If you haven’t been following Luke Haines’s career of late, a brief recap: you’ve missed out on some of the most eccentric, compelling and (sometimes) gratuitously odd music being made in the UK today.
His trio of self-produced concept albums - 9 1/2 Psychedelic Meditations On British Wrestling Of The 1970s And Early 80s, Rock And Roll Animals, and New York In The 70s - may well be some of the strongest, strangest work of his long and storied career. Haines's seventh solo album isn't even the weirdest thing he's put out in 2015. That honour goes to his fifteen-minute "micro opera" Adventures in Dementia - a rare misstep - in which The Fall, unknowingly fronted by a Mark E Smith impersonator - have a head-on caravan collision with the frontman of Nazi punks Skrewdriver. No, really.
By comparison, British Nuclear Bunkers is a normal affair, if not quite business as usual. It's an almost entirely instrumental album of what Haines calls "maximum electronic rock n roll". Its pastorally savage synthesised soundscapes which wouldn't be entirely out of place on one of Suicide's more poppier efforts or a compilation of early Mute Records material. Hell, if this was on Ghost Box - rather than the work of a former-Britpop-frontman-turned-arch-memoirist - the hauntology set would be buying this in droves.
The album's conceptual throughline is obvious throughout; it begins with "This Is the BBC", a recording of an emergency warning message, announcing that "information of a possible nuclear strike against this country has been received." From there, Haines's arsenal of analogue keyboards attempt to conjure images of a post-nuclear wasteland, with Haines (possibly dressed in a gorilla costume) finding his way to relative safety through the vast tunnels of underground bunkers still lying dormant below England's no-longer green and pleasant lands. There's no plot, obviously, but the mood as as eerie as the former Auteur has ever acheived.

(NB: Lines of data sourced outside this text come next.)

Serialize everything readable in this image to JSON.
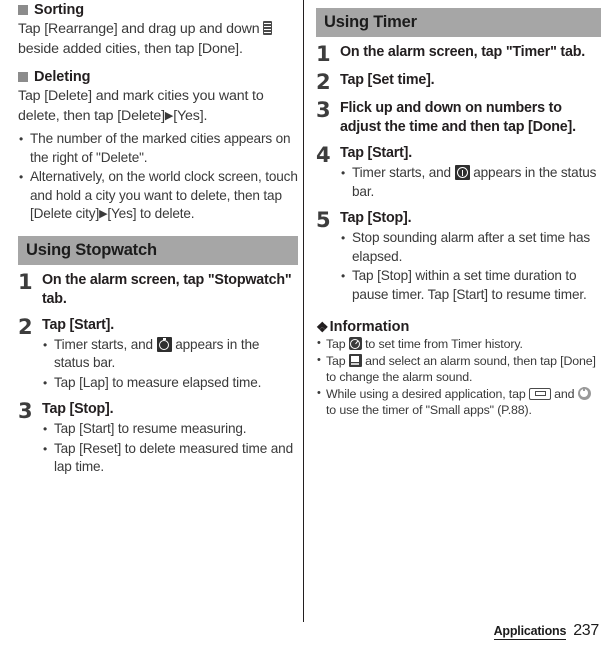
{
  "page": {
    "footer_label": "Applications",
    "page_number": "237"
  },
  "left_column": {
    "sorting": {
      "heading": "Sorting",
      "paragraph_before_icon": "Tap [Rearrange] and drag up and down",
      "paragraph_after_icon": "beside added cities, then tap [Done]."
    },
    "deleting": {
      "heading": "Deleting",
      "paragraph_part1": "Tap [Delete] and mark cities you want to delete, then tap [Delete]",
      "paragraph_arrow": "▶",
      "paragraph_part2": "[Yes].",
      "bullets": [
        "The number of the marked cities appears on the right of \"Delete\".",
        "Alternatively, on the world clock screen, touch and hold a city you want to delete, then tap [Delete city]",
        "[Yes] to delete."
      ]
    },
    "stopwatch_section": {
      "title": "Using Stopwatch",
      "steps": [
        {
          "number": "1",
          "title": "On the alarm screen, tap \"Stopwatch\" tab.",
          "bullets": []
        },
        {
          "number": "2",
          "title": "Tap [Start].",
          "bullets": [
            {
              "text_before": "Timer starts, and",
              "icon": "stopwatch-icon",
              "text_after": "appears in the status bar."
            },
            {
              "text_before": "Tap [Lap] to measure elapsed time.",
              "icon": "",
              "text_after": ""
            }
          ]
        },
        {
          "number": "3",
          "title": "Tap [Stop].",
          "bullets": [
            {
              "text_before": "Tap [Start] to resume measuring.",
              "icon": "",
              "text_after": ""
            },
            {
              "text_before": "Tap [Reset] to delete measured time and lap time.",
              "icon": "",
              "text_after": ""
            }
          ]
        }
      ]
    }
  },
  "right_column": {
    "timer_section": {
      "title": "Using Timer",
      "steps": [
        {
          "number": "1",
          "title": "On the alarm screen, tap \"Timer\" tab.",
          "bullets": []
        },
        {
          "number": "2",
          "title": "Tap [Set time].",
          "bullets": []
        },
        {
          "number": "3",
          "title": "Flick up and down on numbers to adjust the time and then tap [Done].",
          "bullets": []
        },
        {
          "number": "4",
          "title": "Tap [Start].",
          "bullets": [
            {
              "text_before": "Timer starts, and",
              "icon": "timer-icon",
              "text_after": "appears in the status bar."
            }
          ]
        },
        {
          "number": "5",
          "title": "Tap [Stop].",
          "bullets": [
            {
              "text_before": "Stop sounding alarm after a set time has elapsed.",
              "icon": "",
              "text_after": ""
            },
            {
              "text_before": "Tap [Stop] within a set time duration to pause timer. Tap [Start] to resume timer.",
              "icon": "",
              "text_after": ""
            }
          ]
        }
      ]
    },
    "information": {
      "glyph": "❖",
      "heading": "Information",
      "bullets": [
        {
          "text_before": "Tap",
          "icon": "timer-history-icon",
          "text_after": "to set time from Timer history."
        },
        {
          "text_before": "Tap",
          "icon": "alarm-sound-icon",
          "text_after": "and select an alarm sound, then tap [Done] to change the alarm sound."
        },
        {
          "text_before": "While using a desired application, tap",
          "icon": "recent-apps-key-icon",
          "text_middle": "and",
          "icon2": "small-apps-timer-icon",
          "text_after": "to use the timer of \"Small apps\" (P.88)."
        }
      ]
    }
  },
  "colors": {
    "section_bar_bg": "#a6a6a6",
    "bullet_square": "#8c8c8c",
    "body_text": "#3a3a3a",
    "heading_text": "#231f20",
    "divider": "#231f20"
  }
}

Given how out of character the album is for Haines, it's tricky to single out any of these ten (mostly) instrumentals for particular damnation or praise though, as a titular doff of the hazmat suit to Captain Beefheart, the nearly-raving "Mama Check the Radar at the Dada Station" still makes me smirk. There are some other, more obvious, touchstones to be found here though: "Cold Field Morning Under Bliss" sounds like soundtrack to the tentatively hopeful morning after a John Carpenter frightfest, and "Pussywillow (Kids Song)" splits the difference between the Wicker Man score and Hot Butter's deathless "Popcorn".
British Nuclear Bunkers is a record that could only sound more desolate if you used it as a makeshift soundtrack to When the Wind Blows or Threads. Haines has never made an album quite like this, nor did anyone really expect him to; then again, his recent career has been proof that he can do whatever the hell he wants (micro operas aside) and pull it off with wilful aplomb. The album deserves a place alongside that other pantheon of great British post-nuclear pop, Young Marble Giants' "Final Day". Much like that classic single, it doesn't outstay its welcome, doing its unsettling job in less than half an hour. After that, the fall-out is yours to deal with.